In 2010, Martin Sheen and his son Emilio Estevez heightened awareness, particularly in the United States, of the pilgrimage with their fictional, yet inspiring film by the same title.
Recently, when I was in Adare, Co. Limerick, I ducked into the cool interior of one of my favourite churches in Ireland, Holy Trinity Church. Centrally situated on the main street, it is a stunning 14th century grey stone structure with simple yet elegant lines. On this visit, I was immediately intrigued when I spotted a cone-shaped, bronze sculpture tucked into a corner at the back of the church.
On first glance it reminded me of the Sorting Hat of Harry Potter fame, so, curious as to why something pertaining to Harry Potter would be in the church, I had to appease my curiosity by getting a closer look.
It was clearly NOT a Sorting Hat.
However, due to the title The Way, my next assumption was to associate it somehow with the now famous Pilgrimage route. The popularity of the Camino has grown immensely in Ireland as well. Wrong again. Despite the title, the fascinating sculpture had nothing at all to do with the Camino de Santiago.
Approximately two feet high, its conical shape represents the hill of Jerusalem. There, the sculptor, John Blakely, obtained a 5 million-year-old piece of marble excavated from the city walls. It is one of only three such stones to have been taken out of Jerusalem adding to the unique nature of this bas relief. The marble stone is embedded near the top of the bronze sculpture, which is actually a representation of a staircase and path leading through the city of Jerusalem, a path which Jesus would likely have used.
So in a manner of speaking, the Camino de Santiago and the Irish Sculpture are related. Pilgrims making their way to Santiago de Compostela often make reference to Jesus’ words, “I am the way, the truth and the life”. Or perhaps it is just me – I seem to find correlations to the Camino de Santiago in many strange places.

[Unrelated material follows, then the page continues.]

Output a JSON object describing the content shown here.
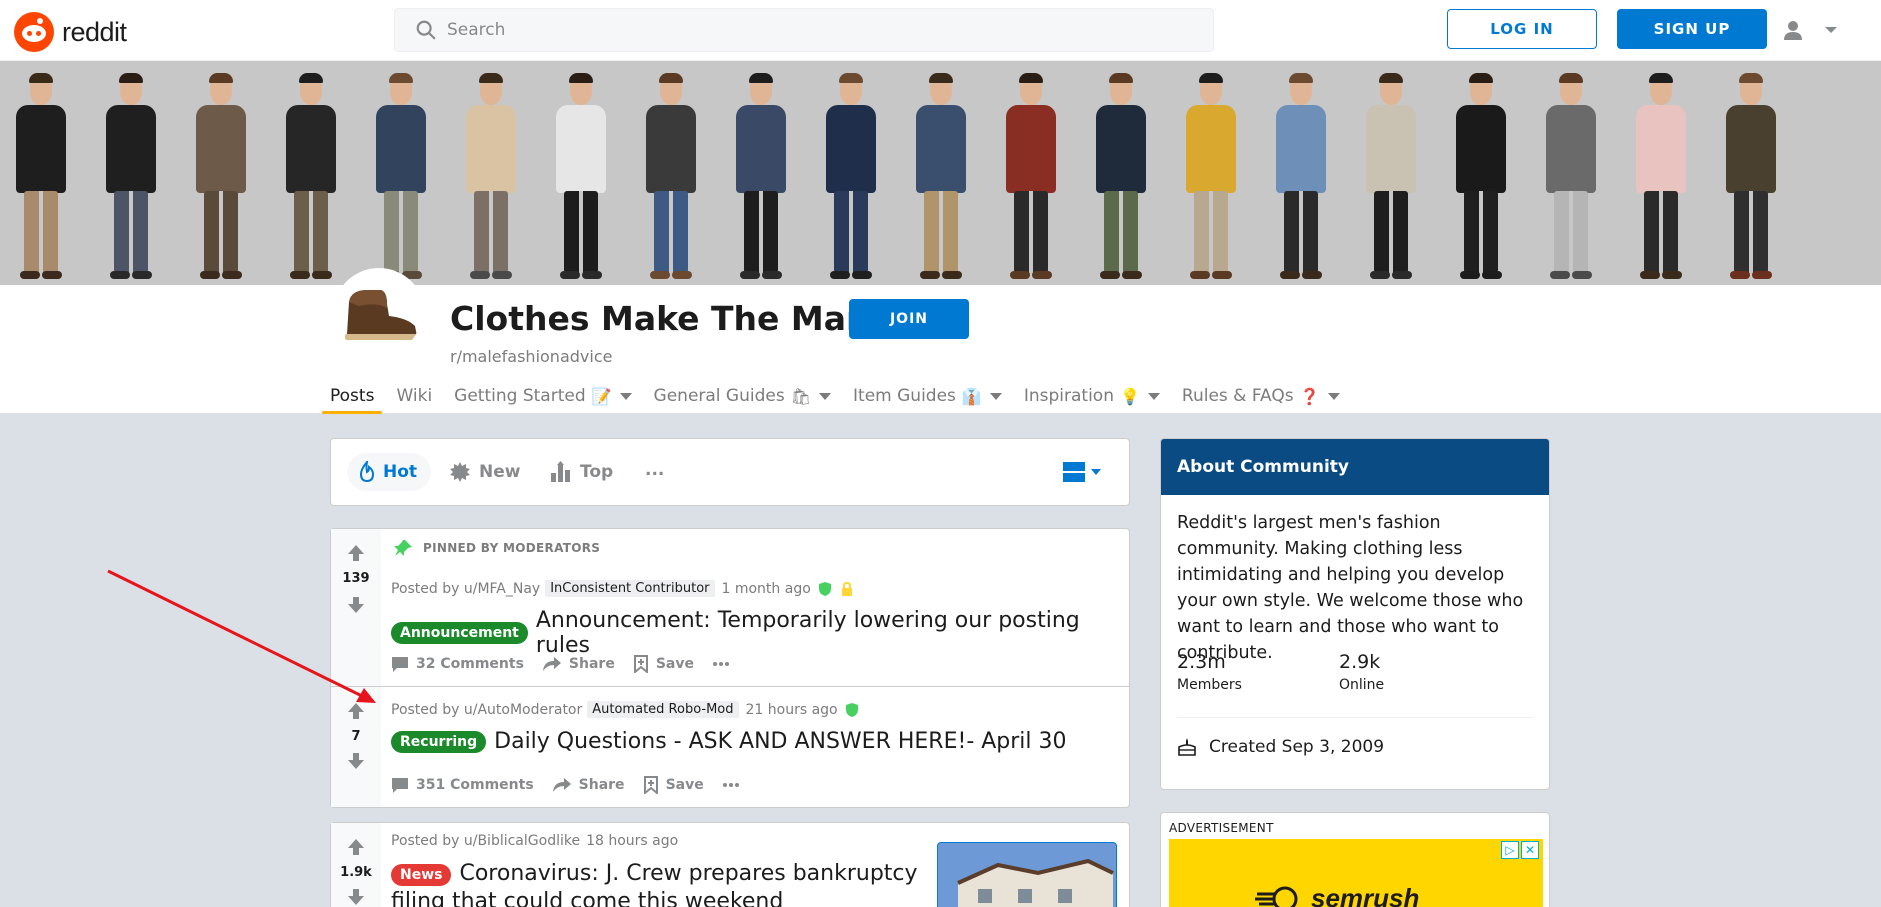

Nonetheless, this piece is one of many treasures found in Holy Trinity Church. When visiting Adare, with all there is to do and see, it is easy to overlook this beautiful church. Don’t.